The first round of the AFL Draft may have already come and gone, but Dylan Buckley believes those taken in the latter stages could be in for an even better experience than the top dogs.
The first round of the national draft was staged at Marvel Stadium last night, with the remainder of the national draft, the pre-season and rookie drafts to play out tonight and tomorrow morning.
Buckley was the special guest on Episode 3 of Sport Insights with Emageo, speaking about both of his draft experiences, first in the national draft as a teenager in 2011 and then in 2017 when he was taken by Greater Western Sydney in the rookie draft.
Buckley explained how he had kept the possibility of heading to the Giants from his family, friends and fiance because he wasn’t sure it would come off.
On the day of the draft, he said he felt sick and kept checking his phone.
“I was looking for the Giants logo and saw it next to my name,” Buckley said. “To this day it gives me goosebumps. It was just the most incredible feeling. So I’m so excited for guys like that … in the rookie draft to experience that.

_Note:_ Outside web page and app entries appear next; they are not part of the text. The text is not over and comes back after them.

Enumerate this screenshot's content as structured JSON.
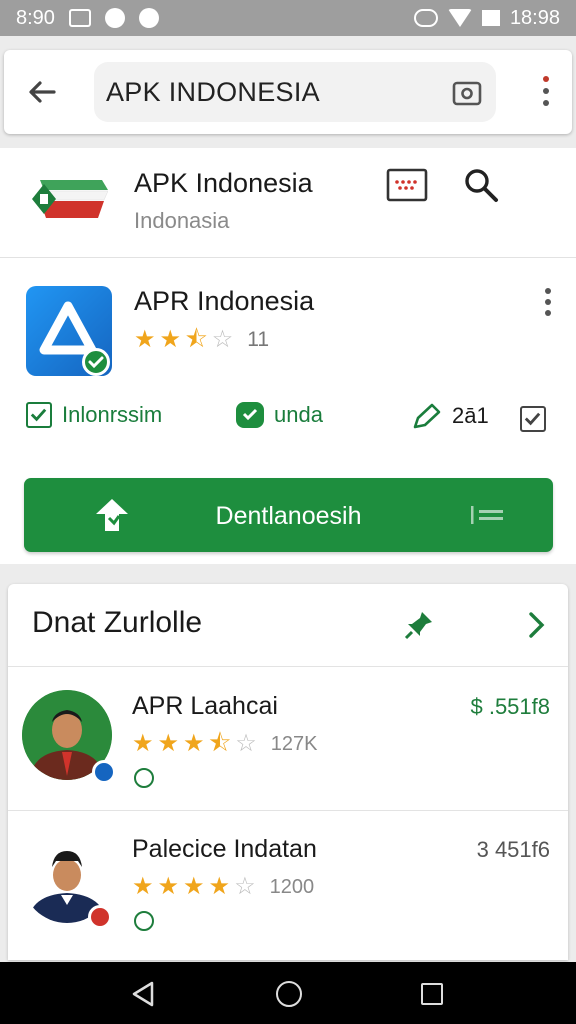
{
  "status_bar": {
    "time_left": "8:90",
    "time_right": "18:98"
  },
  "search": {
    "query": "APK INDONESIA",
    "back_icon": "arrow-left-icon",
    "camera_icon": "camera-icon",
    "menu_icon": "more-vert-icon"
  },
  "header": {
    "title": "APK Indonesia",
    "subtitle": "Indonasia",
    "keyboard_icon": "keyboard-icon",
    "search_icon": "search-icon"
  },
  "app": {
    "title": "APR Indonesia",
    "rating": 2.5,
    "rating_count": "11",
    "meta": [
      {
        "icon": "check-square-icon",
        "label": "Inlonrssim"
      },
      {
        "icon": "chat-icon",
        "label": "unda"
      },
      {
        "icon": "pen-icon",
        "label": "2ā1"
      }
    ],
    "install_label": "Dentlanoesih"
  },
  "list": {
    "title": "Dnat Zurlolle",
    "items": [
      {
        "title": "APR Laahcai",
        "rating": 3.5,
        "count": "127K",
        "price": "$ .551f8"
      },
      {
        "title": "Palecice Indatan",
        "rating": 4,
        "count": "1200",
        "price": "3 451f6"
      }
    ]
  },
  "colors": {
    "accent_green": "#1e8e3e",
    "star_gold": "#f0a51c",
    "app_blue": "#1e88e5"
  }
}
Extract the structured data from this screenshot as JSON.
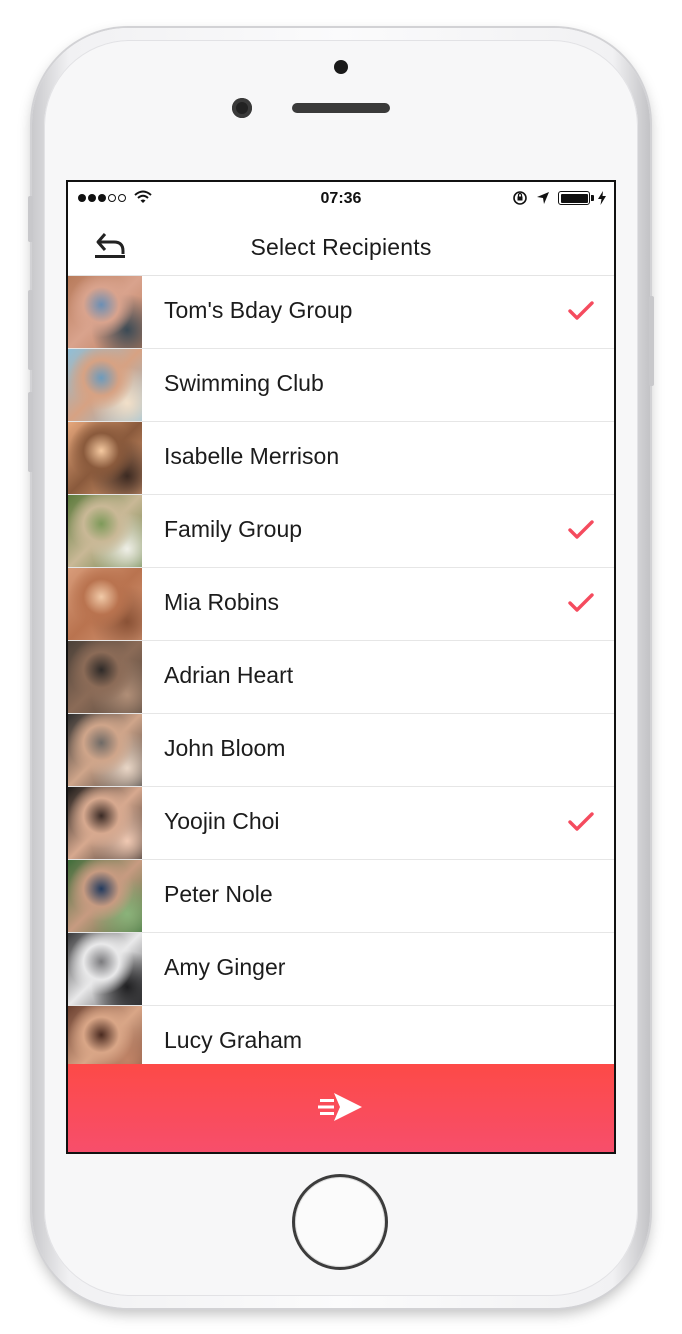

“I think that the draft night is best for those guys that don’t know – there’s a bit of a cloud. Because I think it means a lot more to them, it means a lot to everyone but it means a lot more when you’ve probably been worrying about it for your whole life. The top 10, they know they are going to go somewhere, it’s more just the angst of seeing where it is. Those guys that were in the position of not knowing, from my experience it was just absolutely incredible and they work really hard when they get in there because they know the opportunity might not have happened.”
Buckley was positive about both his time at the Blues and the Giants, managing 41 games over eight years in the AFL system.
The 26-year-old described leaving Carlton as a mutual break up, saying “we knew we weren’t right for each other any more.”
“The industry is harsh but I sort of do think at the end of the day we are blessed,” Buckley said. “We’re absolutely blessed to spend one day (or even) eight years in an AFL system. The game doesn’t really owe us anything.
“We are just passengers, we get to wear the jumpers and have our names on the list and do that for a living. It’s an opportunity that you can’t say no to and I’ll be forever grateful. I think I saw a stat that 0.03 of footballers get to play at the highest level. To say I’ve done that eight years is incredible to say.”